To me, having and wanting “things” just means more “stuff” to take care of, and I don’t want to be bogged down by “stuff.” Other than a second bedroom, and my own personal washer/dryer (sadly, my building does not allow the latter or I’d have it in a heartbeat), I can honestly say that I have pretty much every “thing” I want, so even though taking a giant pay cut to teach at a public university isn’t easy, I knew I could make it work for a short time without a lot of pain.

I’m in the process of moving and if my constant relocations (nine in four years) have taught me anything, it’s that I have a lot of things. This stuff is not only plentiful, but it’s also, for the most part, unused.
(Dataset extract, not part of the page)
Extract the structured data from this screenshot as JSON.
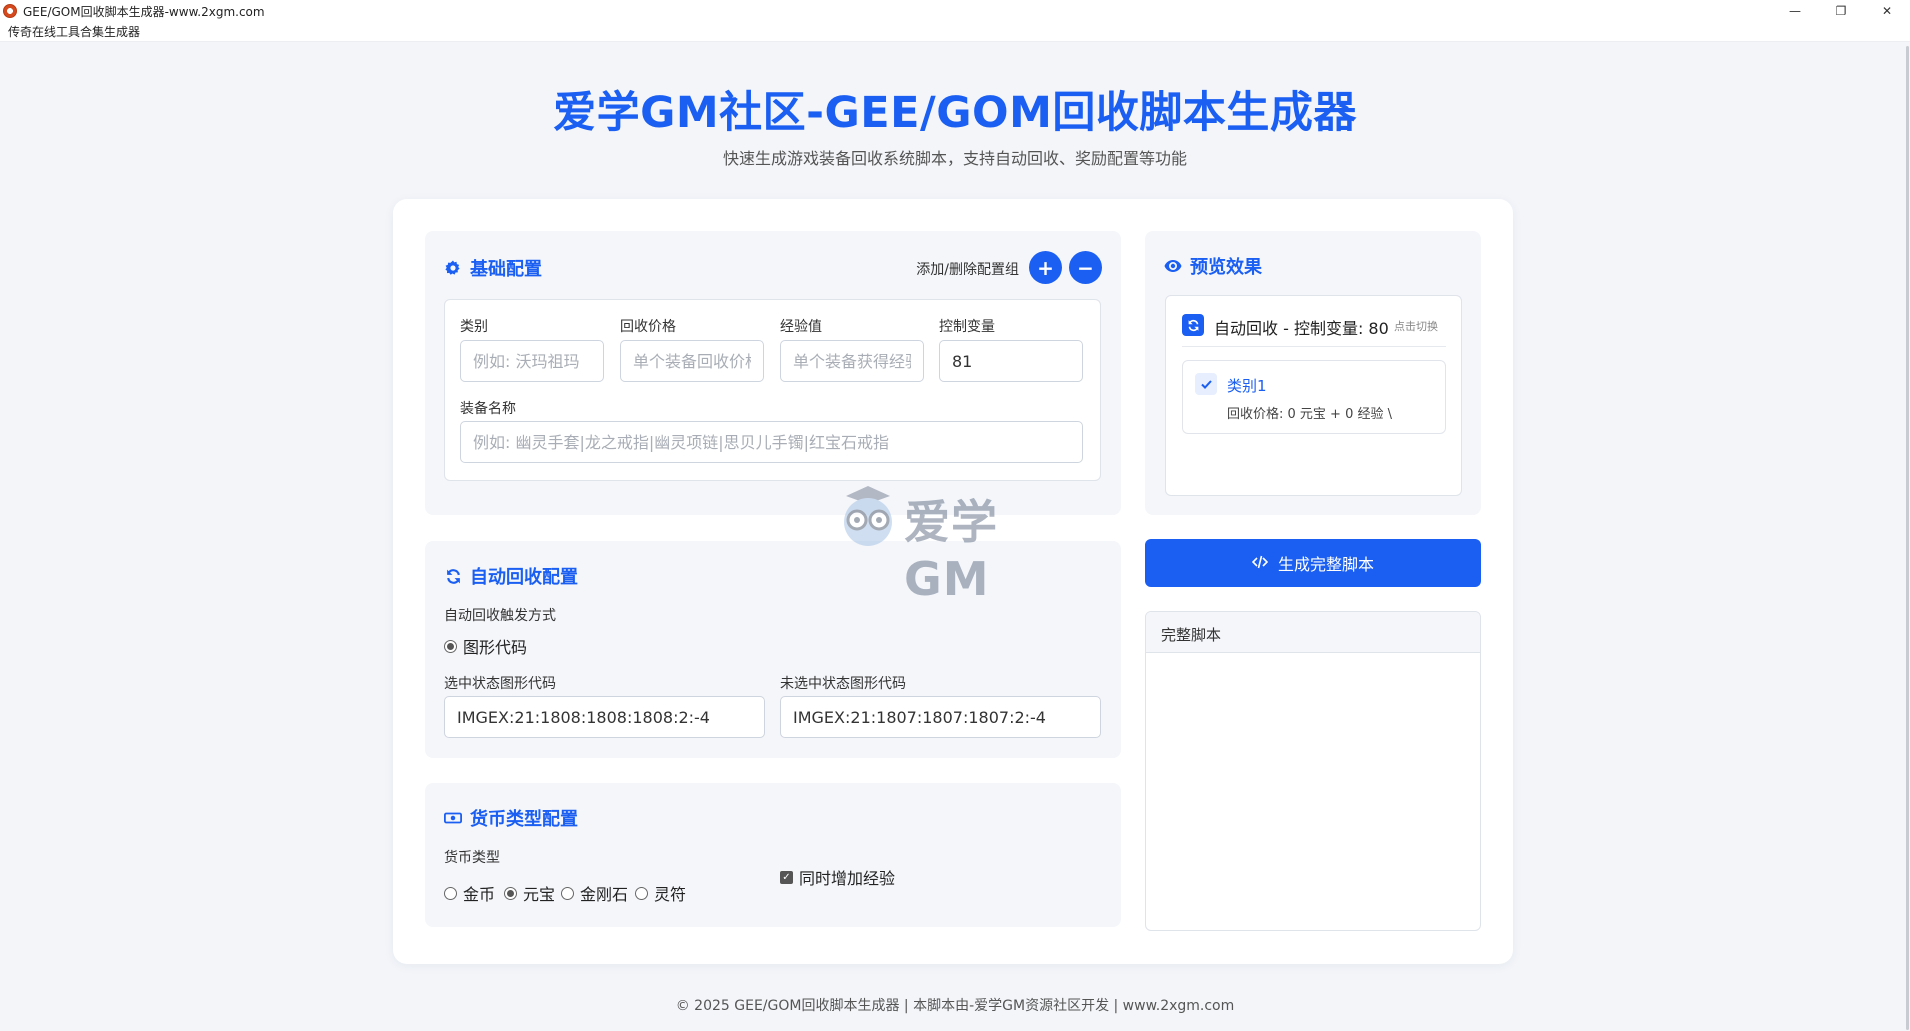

Although I’m pretty good at avoiding the “stuff traps” at the mall, I’m still guilty of stupid souvenirs and buying too many pens. I’ve even impulsively bought records despite my lack of a record player. I am reminded of these stupid purchases every time I pack my things up and move.

Packing up and moving is a pain, but at least it forces us to stop and take stock of our belongings. We have to go through every nook and cranny of our homes and separate the things we want to lug across town/country/world from the things we don’t.This is a healthy thing. Not only do we get rid of excess in our homes, but it reminds us to think twice when we feel the impulse to buy something we don’t really need.

Stuff really weighs us down. For me, it’s an overwhelming psychological weight, the same kind of feeling I have when my apartment is so messy, I don’t want to spend time in it. It’s also an economical weight that eats away at our back accounts that has little or no return.

My goal for the rest of October and November is to get rid of stuff. So far, I’ve donated a box of kitchenware, set aside a box of books and CDs to sell or give away and freed a bag of clothing for donation. The stuff that I really hate is paper. I’ve got receipts, bills and bank statements that go back five, six, even seven years. They don’t take up much room, but when I get that organized, I’ll feel a lot lighter.

What’s weighing you down?